PostgreSQL is an Object-Relational database management system that supports almost all SQL constructs, including subselects, transactions, and user-defined types and functions. It is free to download, use, and modify provided the included copyright notice is included. Also, it is able to run under many OS types, include Unix variants and Windows machines under the Cygwin environment.
For my testing purposes I used an older AMD Duron 800mhz system and installed FreeBSD 4.5 Stable on it. I then compiled Apache 1.3.26 with PHP 4.2.1 and PostgreSQL 7.2.1 PostgreSQL itself was very easy to install - a simple CVSup updated of the linux ports directory allowing me to compile a FreeBSD compatible version of the newest PostgreSQL source files.
To obtain the source files and help documentation for PostgreSQL you can point your browser over to www.postgresql.org and select a mirror closest to you.
With the software compiled and running, I created a new database. This was handled by the included createdb command which accepts the syntax createdb databasename.
I needed some test data for my new database so I decided to use some old data I had laying around from an address book program I used to use, which was stored in a comma delimited text file (Suprtool creates such files easily from TurboIMAGE data on the HP 3000).
Now seemed like a good time to build a new table within the database. To do this I use the psql command which is also included with PostgreSQL. To run psql type psql mydbname from the command prompt. Psql is the interactive terminal program which allows you to interactively enter, edit, and execute SQL commands directly. The actual code to create a table within psql is as follows:
CREATE TABLE addressbook ( firstname varchar(25), lastname varchar(25), email varchar(20), phone int(11), age int(2), );
I built the table to mimic that of the data I was using, included were a couple int columns and several varchar columns of varying size. The design of the table was overall very simple and resembled many of the tables I have created in mySQL for online use.
The next step was to populate the table with the data from the text file.
This was easy to do by using the COPY command, which loads large amounts of
data (either character or Binary) from flat-text files. You tell COPY which file
to load by specifying
By default, COPY uses a tab ("\t") character as a delimiter between fields,
I had to change this behavior by including
USING DELIMETERS ','
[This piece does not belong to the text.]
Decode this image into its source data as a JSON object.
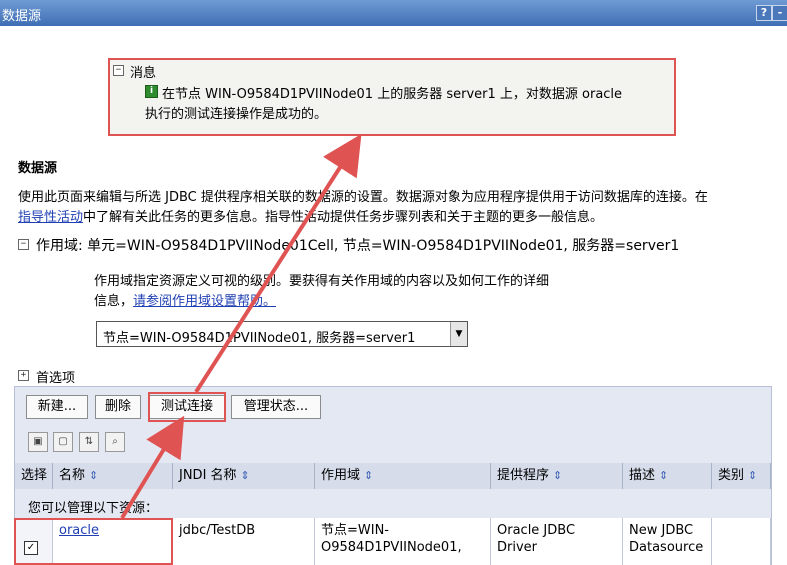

The COPY command, however, has a few potential pitfalls. Such as if you don't have enough columns in the file, you will get an error, but if you have too many columns you will get a warning only and the extra columns are ignored. Also remember that COPY is executed as a transaction, meaning that a single error in the data causes an undo of the entire import operation. As always it is good practice to read over the intricacies of the COPY command in the PostgreSQL help docs (http://www.postgresql.org/idocs/).
It is entirely possible to access, modify and remove the data from your
database completely within the psql tool, but I often find it much
more desirable to use PHP access the database via the web. PHP, when compiled
-with pgsql directive, comes with a vast
library of functions for interacting with PostgreSQL (much the same as with mySQL).
Overall, the migration to PostgreSQL went smoothly without any unwarranted surprises. Of course this would not have been possible without the help of a few resources. Kudos to the PostgreSQL team for supplying the online documentation files on their website. I also used two books to help me:
"PostgreSQL Developer's Handbook" by Evald Geschwinde and Hans-Jurgen Schonig. Published by Sams, 2002.
"Beginning Databases with PostgreSQL" by Richard stones and Neil Matthew. Published by Wrox Press, 2001
For more information on exporting to PostgreSQL, read Bob Green's HPWorld 2002 paper on "Transforming TurboIMAGE Data.
An alternative to PostgreSQL is SAPdb, read our introduction, comparision and evaluation.
To learn more about migrating data to new environments, visit the Robelle Migration Web Center.
Or another article on exporting to XML, with an introduction to XML for newcomers.